Although pundits say a proposal raising the federal minimum wage to $15 an hour has little chance of getting through Congress, opponents are taking no chances, blasting the measure as a potential killer of jobs and small businesses such as foodservice operations.
Still, their efforts have failed to derail the initiative, which was voted out of committee yesterday. The bill will be put to a floor vote in the House of Representatives in the next few weeks. It is expected to win passage there and then be defeated in the Senate.
To coincide with the proposed legislation’s first review yesterday in the House of Representatives, the pro-industry Employment Policies Institute (EPI) issued a study citing opposition to a $15-an-hour federal wage by 74% of 197 economists surveyed by the think tank.
According to the EPI, 84% of the respondents believe the higher pay floor would negatively affect the employment of young people, and that only 6% believe a $15 wage is the best way to pull individuals out of poverty. The EPI noted that 64% of the economists cited the Earned Income Tax Credit, a break for employers of certain population segments that have traditionally struggled to land jobs.
Two out of three economists expressed a preference in the study to keep the minimum wage below $10 an hour.
The EPI is a nonprofit policy and research group run by Berman & Associates, the public affairs firm of former Steak & Ale executive Rick Berman. Earlier, the group had aired research showing that a $15 minimum wage would kill as many as 2 million jobs.
Earlier, to air the industry’s position as the $15 Raise the Wage Act was about to be marked up by the House Education & Labor Committee, the National Restaurant Association sent letters to committee Chairman Bobby Scott and ranking committee Republican Virginia Foxx.
“Mandating a $15-per-hour starting wage across the country fails to recognize the simple economic reality that not all communities are the same,” wrote Shannon Meade, VP of public policy and legal advocacy for the association. “What would be right for California or New York would have stifling impacts to restaurants and other small businesses in areas where workers do not face the cost of living they do in major cities.”
It addressed in particular the component of the act that would eliminate a tip credit, a break that allows restaurants and other employers of tipped employees to count gratuities toward the workers’ minimum wage. If the act were to pass in its current form, full-service restaurants in all but a few states would have to directly pay servers and bartenders roughly double what they currently receive.
Meade’s letter said the tip credit currently enables servers to make far more than the minimum wage without wiping out restaurants’ profit margins.
“We encourage the committee to consider a common-sense, balanced approach to this debate over the federal minimum wage,” Meade wrote.

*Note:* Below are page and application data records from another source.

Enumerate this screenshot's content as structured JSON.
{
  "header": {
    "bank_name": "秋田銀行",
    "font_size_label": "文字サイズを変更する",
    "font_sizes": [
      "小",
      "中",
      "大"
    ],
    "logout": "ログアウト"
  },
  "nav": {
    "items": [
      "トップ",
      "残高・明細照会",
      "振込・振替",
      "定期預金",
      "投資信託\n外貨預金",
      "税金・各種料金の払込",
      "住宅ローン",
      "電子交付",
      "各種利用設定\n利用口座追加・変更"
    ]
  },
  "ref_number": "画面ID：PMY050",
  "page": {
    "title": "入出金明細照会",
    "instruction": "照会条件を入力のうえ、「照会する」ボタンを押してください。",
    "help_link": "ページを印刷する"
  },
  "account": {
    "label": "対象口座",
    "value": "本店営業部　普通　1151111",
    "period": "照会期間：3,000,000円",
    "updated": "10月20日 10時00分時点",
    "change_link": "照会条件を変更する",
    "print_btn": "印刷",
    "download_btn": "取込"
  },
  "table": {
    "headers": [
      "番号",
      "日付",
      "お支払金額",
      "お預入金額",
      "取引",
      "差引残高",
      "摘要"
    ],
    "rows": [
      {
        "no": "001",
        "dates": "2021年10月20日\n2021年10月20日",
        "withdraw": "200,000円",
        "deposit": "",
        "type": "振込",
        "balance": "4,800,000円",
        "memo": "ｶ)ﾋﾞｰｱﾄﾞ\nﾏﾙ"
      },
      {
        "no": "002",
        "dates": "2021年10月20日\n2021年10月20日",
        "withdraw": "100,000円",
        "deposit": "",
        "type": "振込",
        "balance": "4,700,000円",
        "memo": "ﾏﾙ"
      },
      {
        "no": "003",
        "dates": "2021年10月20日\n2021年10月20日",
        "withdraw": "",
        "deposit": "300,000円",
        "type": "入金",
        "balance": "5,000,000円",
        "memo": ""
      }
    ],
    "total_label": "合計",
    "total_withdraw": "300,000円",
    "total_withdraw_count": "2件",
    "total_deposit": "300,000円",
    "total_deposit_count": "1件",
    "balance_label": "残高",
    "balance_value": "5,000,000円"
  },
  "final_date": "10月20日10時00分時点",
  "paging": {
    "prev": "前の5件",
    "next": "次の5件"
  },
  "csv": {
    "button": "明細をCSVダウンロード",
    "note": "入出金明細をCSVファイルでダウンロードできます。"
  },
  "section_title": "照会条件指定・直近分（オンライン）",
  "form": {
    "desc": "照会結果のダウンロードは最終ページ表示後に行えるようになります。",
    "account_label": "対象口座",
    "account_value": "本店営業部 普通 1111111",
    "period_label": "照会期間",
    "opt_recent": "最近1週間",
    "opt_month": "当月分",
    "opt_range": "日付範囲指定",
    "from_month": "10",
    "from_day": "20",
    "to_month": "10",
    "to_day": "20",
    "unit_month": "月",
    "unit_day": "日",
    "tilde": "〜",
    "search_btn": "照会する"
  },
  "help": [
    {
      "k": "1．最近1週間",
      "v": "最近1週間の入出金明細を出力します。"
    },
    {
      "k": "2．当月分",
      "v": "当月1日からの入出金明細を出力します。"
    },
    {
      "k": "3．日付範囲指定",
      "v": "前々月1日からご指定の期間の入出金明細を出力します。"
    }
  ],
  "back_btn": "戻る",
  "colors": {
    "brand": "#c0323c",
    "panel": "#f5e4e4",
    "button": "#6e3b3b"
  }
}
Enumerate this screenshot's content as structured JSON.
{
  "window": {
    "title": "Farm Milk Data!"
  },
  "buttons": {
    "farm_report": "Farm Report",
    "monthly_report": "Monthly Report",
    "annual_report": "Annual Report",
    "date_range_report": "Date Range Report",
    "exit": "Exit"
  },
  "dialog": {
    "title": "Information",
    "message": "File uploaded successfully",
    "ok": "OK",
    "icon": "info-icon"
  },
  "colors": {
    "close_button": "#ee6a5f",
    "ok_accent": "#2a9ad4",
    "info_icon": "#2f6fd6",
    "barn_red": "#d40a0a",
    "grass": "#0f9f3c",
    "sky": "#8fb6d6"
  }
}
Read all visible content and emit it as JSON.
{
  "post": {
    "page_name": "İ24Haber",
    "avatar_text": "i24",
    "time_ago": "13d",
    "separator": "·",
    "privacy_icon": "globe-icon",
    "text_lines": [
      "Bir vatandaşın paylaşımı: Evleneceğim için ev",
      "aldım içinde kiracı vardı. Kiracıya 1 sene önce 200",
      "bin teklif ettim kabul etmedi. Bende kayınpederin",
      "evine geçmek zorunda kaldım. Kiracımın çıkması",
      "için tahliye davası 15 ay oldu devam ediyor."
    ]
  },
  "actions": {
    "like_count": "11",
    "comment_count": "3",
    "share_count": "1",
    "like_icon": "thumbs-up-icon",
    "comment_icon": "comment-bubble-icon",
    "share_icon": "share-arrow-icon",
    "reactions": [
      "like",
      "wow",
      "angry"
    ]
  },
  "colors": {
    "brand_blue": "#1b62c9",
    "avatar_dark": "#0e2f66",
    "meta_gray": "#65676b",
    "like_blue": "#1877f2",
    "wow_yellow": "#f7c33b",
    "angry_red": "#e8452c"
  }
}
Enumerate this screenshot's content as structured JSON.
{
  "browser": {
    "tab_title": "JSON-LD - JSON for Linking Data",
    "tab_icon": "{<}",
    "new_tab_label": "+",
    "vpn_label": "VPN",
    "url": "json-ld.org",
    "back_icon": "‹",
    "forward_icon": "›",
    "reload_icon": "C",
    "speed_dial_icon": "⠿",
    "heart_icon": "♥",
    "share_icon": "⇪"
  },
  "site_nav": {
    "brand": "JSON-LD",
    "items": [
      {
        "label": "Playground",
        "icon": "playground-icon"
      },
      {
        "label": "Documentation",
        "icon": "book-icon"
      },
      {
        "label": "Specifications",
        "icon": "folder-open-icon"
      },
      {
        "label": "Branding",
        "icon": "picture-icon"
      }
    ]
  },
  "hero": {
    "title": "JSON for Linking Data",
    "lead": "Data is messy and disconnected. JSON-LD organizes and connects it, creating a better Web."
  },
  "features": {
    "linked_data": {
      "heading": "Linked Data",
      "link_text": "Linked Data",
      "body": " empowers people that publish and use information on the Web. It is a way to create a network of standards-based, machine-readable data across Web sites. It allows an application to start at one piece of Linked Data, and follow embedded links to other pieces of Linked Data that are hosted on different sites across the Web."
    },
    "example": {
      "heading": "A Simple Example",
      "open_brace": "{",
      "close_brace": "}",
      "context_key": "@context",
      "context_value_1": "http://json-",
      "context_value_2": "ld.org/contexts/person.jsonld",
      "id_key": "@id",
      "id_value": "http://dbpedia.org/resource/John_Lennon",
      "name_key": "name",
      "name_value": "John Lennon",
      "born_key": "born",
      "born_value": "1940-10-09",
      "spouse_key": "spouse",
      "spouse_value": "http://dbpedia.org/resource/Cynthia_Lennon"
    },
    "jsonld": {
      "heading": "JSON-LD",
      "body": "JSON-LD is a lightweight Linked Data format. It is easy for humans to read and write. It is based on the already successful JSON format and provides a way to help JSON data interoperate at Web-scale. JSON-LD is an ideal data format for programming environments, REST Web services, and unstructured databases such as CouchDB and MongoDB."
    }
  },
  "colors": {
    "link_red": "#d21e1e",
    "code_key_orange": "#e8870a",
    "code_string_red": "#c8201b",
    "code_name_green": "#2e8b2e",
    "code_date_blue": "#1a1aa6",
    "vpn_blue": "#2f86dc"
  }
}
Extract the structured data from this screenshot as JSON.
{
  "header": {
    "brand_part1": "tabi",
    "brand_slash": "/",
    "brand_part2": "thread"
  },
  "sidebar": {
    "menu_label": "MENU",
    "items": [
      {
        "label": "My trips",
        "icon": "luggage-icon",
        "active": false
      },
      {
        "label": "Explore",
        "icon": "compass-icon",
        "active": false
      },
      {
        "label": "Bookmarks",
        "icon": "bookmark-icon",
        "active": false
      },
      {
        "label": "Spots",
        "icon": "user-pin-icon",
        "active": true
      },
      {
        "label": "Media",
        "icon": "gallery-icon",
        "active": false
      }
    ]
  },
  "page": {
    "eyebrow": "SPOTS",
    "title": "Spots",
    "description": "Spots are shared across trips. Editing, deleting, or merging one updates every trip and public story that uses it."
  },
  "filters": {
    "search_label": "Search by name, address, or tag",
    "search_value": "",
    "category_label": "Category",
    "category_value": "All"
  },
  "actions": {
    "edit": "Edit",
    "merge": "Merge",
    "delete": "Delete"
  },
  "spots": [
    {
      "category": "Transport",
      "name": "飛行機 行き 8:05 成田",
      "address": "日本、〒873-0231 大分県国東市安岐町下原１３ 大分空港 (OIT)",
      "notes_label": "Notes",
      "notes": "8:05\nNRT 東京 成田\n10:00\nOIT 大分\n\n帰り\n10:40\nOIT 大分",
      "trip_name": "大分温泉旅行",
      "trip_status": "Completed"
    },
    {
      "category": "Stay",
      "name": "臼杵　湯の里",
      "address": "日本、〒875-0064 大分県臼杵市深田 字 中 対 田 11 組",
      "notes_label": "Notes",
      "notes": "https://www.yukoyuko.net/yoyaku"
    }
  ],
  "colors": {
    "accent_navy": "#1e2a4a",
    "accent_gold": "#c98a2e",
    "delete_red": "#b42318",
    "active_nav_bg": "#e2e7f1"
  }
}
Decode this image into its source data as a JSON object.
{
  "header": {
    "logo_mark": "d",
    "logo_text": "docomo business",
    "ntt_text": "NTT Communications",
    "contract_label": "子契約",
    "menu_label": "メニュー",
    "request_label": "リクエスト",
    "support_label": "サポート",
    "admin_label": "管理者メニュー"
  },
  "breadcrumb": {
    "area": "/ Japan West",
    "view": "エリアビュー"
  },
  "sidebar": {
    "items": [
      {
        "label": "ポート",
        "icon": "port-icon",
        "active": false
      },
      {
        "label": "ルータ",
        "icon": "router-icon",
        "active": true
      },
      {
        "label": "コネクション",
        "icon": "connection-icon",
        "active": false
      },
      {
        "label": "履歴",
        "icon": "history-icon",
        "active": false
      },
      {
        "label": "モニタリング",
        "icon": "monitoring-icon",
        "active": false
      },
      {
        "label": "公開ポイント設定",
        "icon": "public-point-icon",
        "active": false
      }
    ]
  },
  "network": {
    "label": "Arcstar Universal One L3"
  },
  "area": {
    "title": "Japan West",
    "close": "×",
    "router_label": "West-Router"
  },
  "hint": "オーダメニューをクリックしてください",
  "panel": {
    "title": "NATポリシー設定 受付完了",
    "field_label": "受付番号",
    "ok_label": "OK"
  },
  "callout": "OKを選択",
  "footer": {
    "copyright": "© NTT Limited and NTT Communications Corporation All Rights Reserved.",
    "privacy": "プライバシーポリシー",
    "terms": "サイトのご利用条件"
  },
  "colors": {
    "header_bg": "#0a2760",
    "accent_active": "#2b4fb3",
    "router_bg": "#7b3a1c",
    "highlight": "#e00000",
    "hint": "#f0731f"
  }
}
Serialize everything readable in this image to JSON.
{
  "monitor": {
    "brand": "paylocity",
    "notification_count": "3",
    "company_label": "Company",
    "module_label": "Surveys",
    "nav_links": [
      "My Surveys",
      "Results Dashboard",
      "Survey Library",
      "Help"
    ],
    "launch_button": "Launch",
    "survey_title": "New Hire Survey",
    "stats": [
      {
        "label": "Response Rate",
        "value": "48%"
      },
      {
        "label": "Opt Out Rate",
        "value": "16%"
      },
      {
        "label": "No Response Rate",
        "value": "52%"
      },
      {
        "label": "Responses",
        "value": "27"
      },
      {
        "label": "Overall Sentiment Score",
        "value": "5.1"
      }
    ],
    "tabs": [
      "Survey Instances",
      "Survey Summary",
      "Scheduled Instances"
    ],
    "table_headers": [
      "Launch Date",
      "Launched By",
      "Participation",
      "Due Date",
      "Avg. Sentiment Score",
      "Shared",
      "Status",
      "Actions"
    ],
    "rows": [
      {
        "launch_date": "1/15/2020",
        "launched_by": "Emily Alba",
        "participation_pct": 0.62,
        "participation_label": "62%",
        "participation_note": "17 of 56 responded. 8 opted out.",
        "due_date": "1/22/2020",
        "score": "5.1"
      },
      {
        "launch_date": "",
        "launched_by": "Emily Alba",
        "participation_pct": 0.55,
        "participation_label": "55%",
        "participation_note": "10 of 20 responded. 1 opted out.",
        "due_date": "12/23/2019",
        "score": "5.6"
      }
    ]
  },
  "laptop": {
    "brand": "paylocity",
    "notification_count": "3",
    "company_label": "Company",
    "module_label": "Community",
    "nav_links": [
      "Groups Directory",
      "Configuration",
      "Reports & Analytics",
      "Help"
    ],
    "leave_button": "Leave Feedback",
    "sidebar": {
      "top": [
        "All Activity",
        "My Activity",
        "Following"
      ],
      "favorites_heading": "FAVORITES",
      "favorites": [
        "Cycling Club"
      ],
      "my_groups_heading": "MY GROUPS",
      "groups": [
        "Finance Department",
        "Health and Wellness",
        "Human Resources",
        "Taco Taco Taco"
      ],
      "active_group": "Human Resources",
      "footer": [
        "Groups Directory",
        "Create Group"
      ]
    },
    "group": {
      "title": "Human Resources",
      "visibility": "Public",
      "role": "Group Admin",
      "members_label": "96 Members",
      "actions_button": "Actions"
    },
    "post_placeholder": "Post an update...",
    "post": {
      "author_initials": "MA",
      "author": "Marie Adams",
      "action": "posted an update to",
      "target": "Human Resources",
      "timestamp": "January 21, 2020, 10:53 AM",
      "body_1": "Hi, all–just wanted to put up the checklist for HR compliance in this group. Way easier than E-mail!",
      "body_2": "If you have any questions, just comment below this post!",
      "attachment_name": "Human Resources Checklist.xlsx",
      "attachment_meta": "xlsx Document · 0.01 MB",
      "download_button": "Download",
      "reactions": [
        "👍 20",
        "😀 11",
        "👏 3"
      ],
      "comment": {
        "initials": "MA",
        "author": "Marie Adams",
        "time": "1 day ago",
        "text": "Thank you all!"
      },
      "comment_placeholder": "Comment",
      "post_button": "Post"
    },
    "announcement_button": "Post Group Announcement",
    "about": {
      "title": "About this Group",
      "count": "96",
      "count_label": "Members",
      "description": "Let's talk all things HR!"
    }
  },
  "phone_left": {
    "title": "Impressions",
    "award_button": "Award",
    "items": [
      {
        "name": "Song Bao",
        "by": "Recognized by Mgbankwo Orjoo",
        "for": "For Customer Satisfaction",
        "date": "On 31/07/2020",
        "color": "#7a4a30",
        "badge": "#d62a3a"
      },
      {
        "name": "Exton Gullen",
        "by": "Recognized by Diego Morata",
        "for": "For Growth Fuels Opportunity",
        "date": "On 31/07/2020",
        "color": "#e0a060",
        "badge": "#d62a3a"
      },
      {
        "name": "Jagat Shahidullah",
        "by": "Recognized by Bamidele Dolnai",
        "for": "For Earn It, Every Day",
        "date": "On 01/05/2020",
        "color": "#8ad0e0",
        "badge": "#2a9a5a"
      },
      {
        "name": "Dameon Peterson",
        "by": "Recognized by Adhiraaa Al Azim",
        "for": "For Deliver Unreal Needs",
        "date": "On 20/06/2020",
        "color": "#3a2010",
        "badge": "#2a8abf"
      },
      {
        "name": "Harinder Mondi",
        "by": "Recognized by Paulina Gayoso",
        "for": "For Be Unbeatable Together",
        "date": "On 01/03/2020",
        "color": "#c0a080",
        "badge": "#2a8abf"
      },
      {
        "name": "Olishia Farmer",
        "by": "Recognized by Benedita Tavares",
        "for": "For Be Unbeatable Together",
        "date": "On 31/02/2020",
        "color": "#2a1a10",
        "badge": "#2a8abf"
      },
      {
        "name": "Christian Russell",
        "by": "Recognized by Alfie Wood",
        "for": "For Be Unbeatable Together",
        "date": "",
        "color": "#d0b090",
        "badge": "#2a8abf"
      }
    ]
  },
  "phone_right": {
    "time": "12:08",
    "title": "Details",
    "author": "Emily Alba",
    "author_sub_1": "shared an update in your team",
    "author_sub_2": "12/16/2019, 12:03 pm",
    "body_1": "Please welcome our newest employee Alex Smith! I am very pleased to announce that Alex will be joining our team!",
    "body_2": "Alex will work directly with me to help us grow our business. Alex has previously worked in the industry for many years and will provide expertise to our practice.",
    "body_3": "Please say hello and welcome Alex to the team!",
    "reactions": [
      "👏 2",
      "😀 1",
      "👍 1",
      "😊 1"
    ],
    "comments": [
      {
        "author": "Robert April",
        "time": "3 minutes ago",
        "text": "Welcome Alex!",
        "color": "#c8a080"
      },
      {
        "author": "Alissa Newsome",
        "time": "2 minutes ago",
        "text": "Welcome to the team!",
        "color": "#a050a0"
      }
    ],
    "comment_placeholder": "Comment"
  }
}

The Raise the Wage Act, H.R. 582, would raise the lowest legal federal wage from the current $7.25 an hour to $15 over a five-year, staged process. It would also require all restaurants nationwide to pay servers the full minimum wage while also allowing them to keep any tips they collect.
A virtually identical bill has also been introduced in the Senate, where it is expected to be blocked from passage by that chamber’s Republican majority. Democrats have a majority in the House.
Scott seemed determine to push through the bill, which he has sponsored. In opening yesterday’s mark-up, he called for “one fair wage for all employees,” a statement of support for killing the federal tip credit, and said that Congress will break a record if it doesn’t raise the minimum wage by June. If action isn’t taken by then, he said, the gap from the prior increase will be “the longest period of time in which Congress has not raised the minimum wage since it was created about 80 years ago.”